Decide on your company shareholding
When registering your company, you will also need to confirm the company shareholding via a ‘Statement of Capital’. This requires you to confirm how many shares the company has (including the share type, which for contractors would likely be termed as ‘ordinary shares’) and the total value i.e. the share capital).
If you are the shareholder, then you will own 100% of the company and therefore 100% of the shareholding. So, in this scenario, you may decide to issue 10 shares worth £1 each, giving a total share capital of £10. For any shareholders with over 25% of the shares, they will be classed as ‘People with Significant Control’ (PSC), and their basic details will need to be confirmed as part of the company formation.
Memorandum and articles of association
As part of the registration process with Companies House, you will also need to complete a Memorandum of Association (MOA) and Articles of Association.
The MOA is basically a legal document that informs Companies House why you have set up your company and how you plan to run it. It is also important for legal proceedings or if you’re involved in a tax dispute. For instance, it would be looked at during an IR35 case. The Articles of Association is legal documentation that includes the written rules about the running of your company agreed by you, the director. However, since the Companies Act 2006, this task is a lot easier as it gives you the option (which most applicants use) to use the default ‘Model Articles’ which is automatically created but pre-populated with information provided in the previous sections of your registration.
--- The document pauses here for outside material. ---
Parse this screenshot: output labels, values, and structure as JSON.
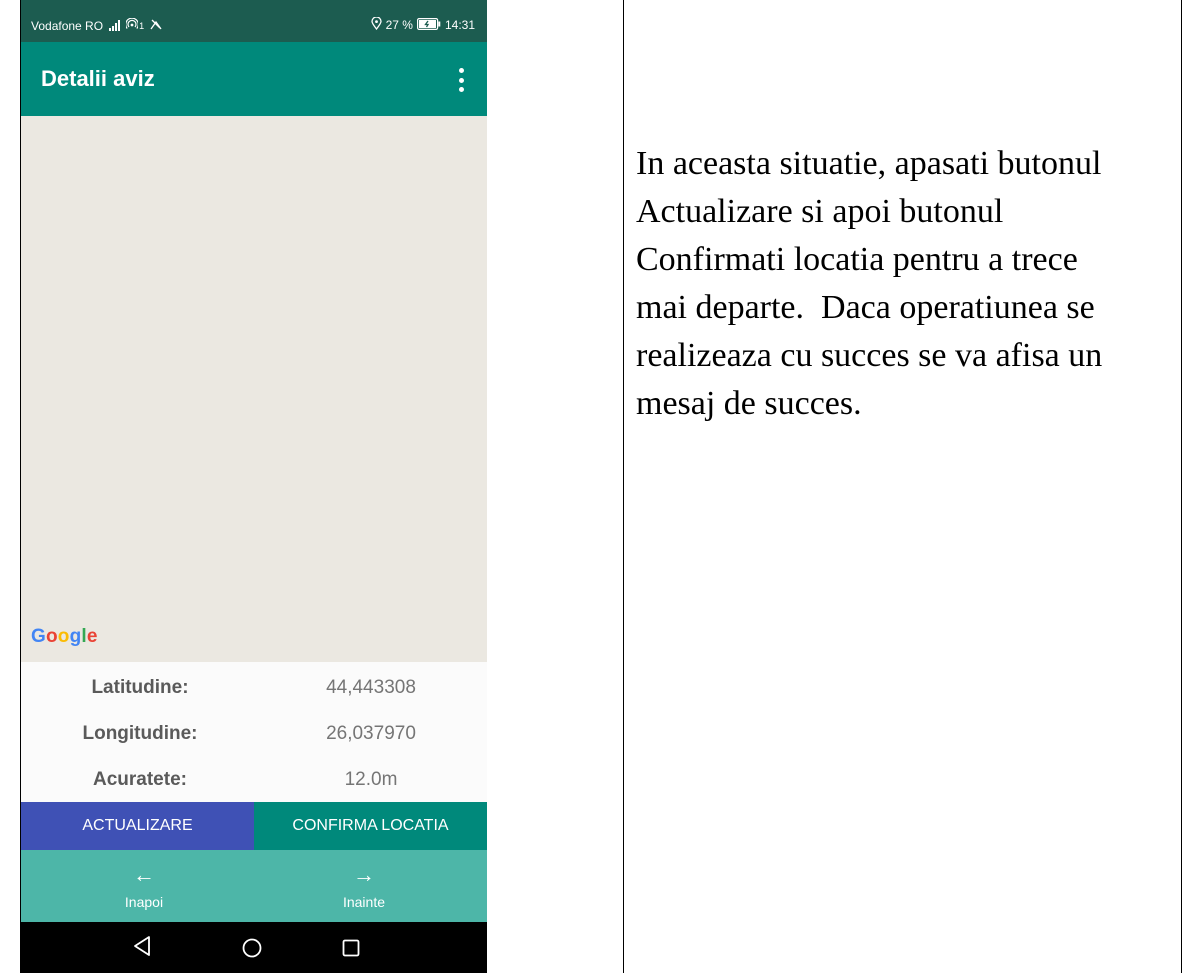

Registering for taxes with HMRC
After you have formed your company, you should also ensure that you register for the relevant taxes with HMRC.
If you aren’t already registered, you should register for Self-Assessment, as you’re now a director and likely to receive income that isn’t taxed at source (i.e. dividends), you will need to file a tax return each year. If VAT is applicable, you’ll need to register for this with HMRC. You can register voluntary, but you must register for VAT if your VAT taxable turnover will exceed £85,000.
If you will be paying yourself (or someone else) a salary, you should also register for PAYE, so you can make the required submissions to HMRC to confirm the salaries paid.
In terms of registering for Corporation Tax, it’s easier if you do this at the same time and as part of registering with Companies House. However, if you don’t do this and need to do this separately, you’ll need to register within three months of you starting to trade to avoid a penalty.
All of these registrations can be done via paper form or online.
Setting up a business bank account
To begin trading as a limited company, you’ll need to set up a business bank account. The finances of a limited company are considered separate to the personal finances of a company director in the eyes of HMRC, so you’ll need to have a separate account for your business in goings and outgoings -- this will also make your life a lot easier when it comes to bookkeeping.
You can set up a business account with a bank or building society of your choice. Different brands will also come with different benefits and costs, so it’s best to research the best provider for you. There are a lot of banks that can complete your application in the same day (some even within the hour!), so this should cause no delay to you starting to trade.
Getting advice and support
Now you should be all set to start operating as a limited company. There are other things to consider, such as getting the relevant insurances in place and starting to think about how you’ll be recording your income and expenditure. It will also be worth weighing up whether you could use the assistance of a professional, as although there are additional costs, they will save you time and probably a lot of stress.
An accountant, such as SJD Accountancy, can assist with all the formation requirements (as discussed above), give you tax planning advice, ensure you are complaint with HMRC by filing your accounts; tax returns, payroll submissions and the like, while also being on hand to help you throughout the year.